ACTIVITY → Set down every entry exactly as given. Pictures are to be left out.

RAW DATA →
--- START ---

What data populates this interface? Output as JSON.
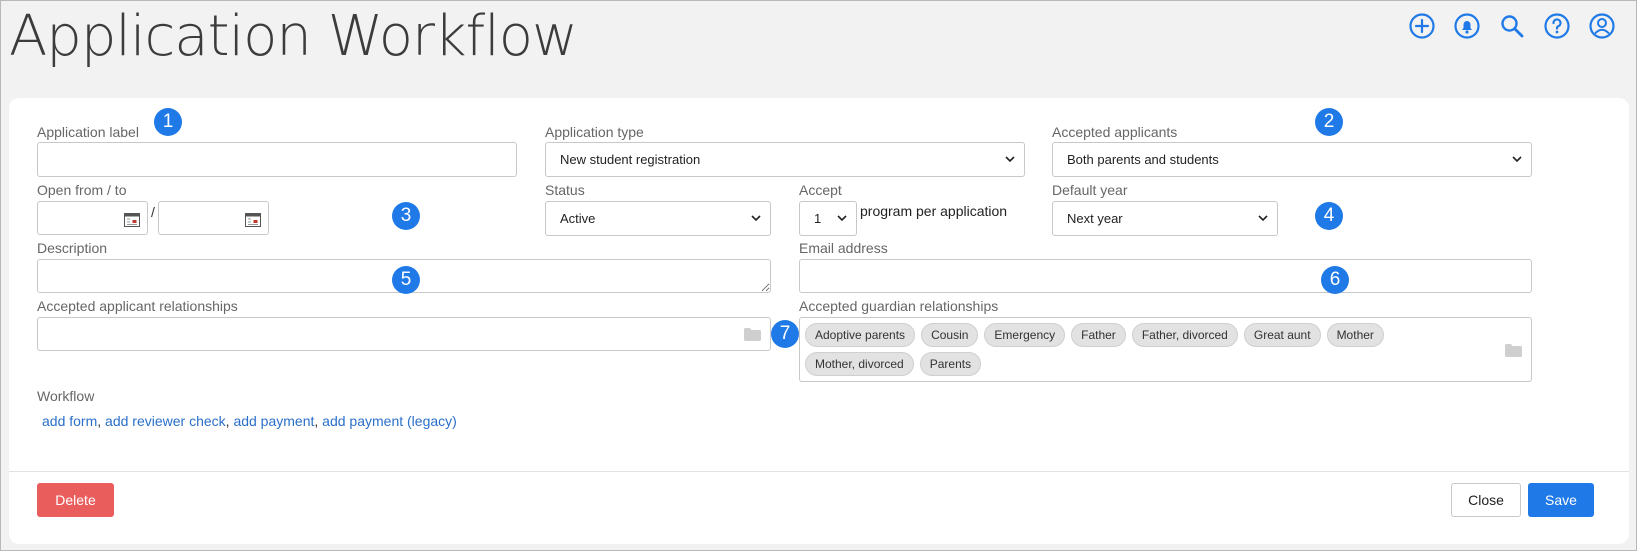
{
  "page": {
    "title": "Application Workflow"
  },
  "header_icons": [
    "add-circle-icon",
    "bell-icon",
    "search-icon",
    "help-icon",
    "user-icon"
  ],
  "colors": {
    "accent": "#1f7ae8",
    "danger": "#e95d5d",
    "link": "#2a6fc9"
  },
  "form": {
    "application_label": {
      "label": "Application label",
      "value": ""
    },
    "application_type": {
      "label": "Application type",
      "value": "New student registration"
    },
    "accepted_applicants": {
      "label": "Accepted applicants",
      "value": "Both parents and students"
    },
    "open_from_to": {
      "label": "Open from / to",
      "separator": "/",
      "from": "",
      "to": ""
    },
    "status": {
      "label": "Status",
      "value": "Active"
    },
    "accept": {
      "label": "Accept",
      "value": "1",
      "suffix": "program per application"
    },
    "default_year": {
      "label": "Default year",
      "value": "Next year"
    },
    "description": {
      "label": "Description",
      "value": ""
    },
    "email_address": {
      "label": "Email address",
      "value": ""
    },
    "accepted_applicant_relationships": {
      "label": "Accepted applicant relationships"
    },
    "accepted_guardian_relationships": {
      "label": "Accepted guardian relationships",
      "tags": [
        "Adoptive parents",
        "Cousin",
        "Emergency",
        "Father",
        "Father, divorced",
        "Great aunt",
        "Mother",
        "Mother, divorced",
        "Parents"
      ]
    },
    "workflow": {
      "label": "Workflow",
      "links": [
        "add form",
        "add reviewer check",
        "add payment",
        "add payment (legacy)"
      ],
      "separator": ", "
    }
  },
  "markers": [
    "1",
    "2",
    "3",
    "4",
    "5",
    "6",
    "7"
  ],
  "footer": {
    "delete": "Delete",
    "close": "Close",
    "save": "Save"
  }
}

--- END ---

RESULT OF THE EXERCISE →
What data populates this interface? Output as JSON.
{
  "page": {
    "title": "Application Workflow"
  },
  "header_icons": [
    "add-circle-icon",
    "bell-icon",
    "search-icon",
    "help-icon",
    "user-icon"
  ],
  "colors": {
    "accent": "#1f7ae8",
    "danger": "#e95d5d",
    "link": "#2a6fc9"
  },
  "form": {
    "application_label": {
      "label": "Application label",
      "value": ""
    },
    "application_type": {
      "label": "Application type",
      "value": "New student registration"
    },
    "accepted_applicants": {
      "label": "Accepted applicants",
      "value": "Both parents and students"
    },
    "open_from_to": {
      "label": "Open from / to",
      "separator": "/",
      "from": "",
      "to": ""
    },
    "status": {
      "label": "Status",
      "value": "Active"
    },
    "accept": {
      "label": "Accept",
      "value": "1",
      "suffix": "program per application"
    },
    "default_year": {
      "label": "Default year",
      "value": "Next year"
    },
    "description": {
      "label": "Description",
      "value": ""
    },
    "email_address": {
      "label": "Email address",
      "value": ""
    },
    "accepted_applicant_relationships": {
      "label": "Accepted applicant relationships"
    },
    "accepted_guardian_relationships": {
      "label": "Accepted guardian relationships",
      "tags": [
        "Adoptive parents",
        "Cousin",
        "Emergency",
        "Father",
        "Father, divorced",
        "Great aunt",
        "Mother",
        "Mother, divorced",
        "Parents"
      ]
    },
    "workflow": {
      "label": "Workflow",
      "links": [
        "add form",
        "add reviewer check",
        "add payment",
        "add payment (legacy)"
      ],
      "separator": ", "
    }
  },
  "markers": [
    "1",
    "2",
    "3",
    "4",
    "5",
    "6",
    "7"
  ],
  "footer": {
    "delete": "Delete",
    "close": "Close",
    "save": "Save"
  }
}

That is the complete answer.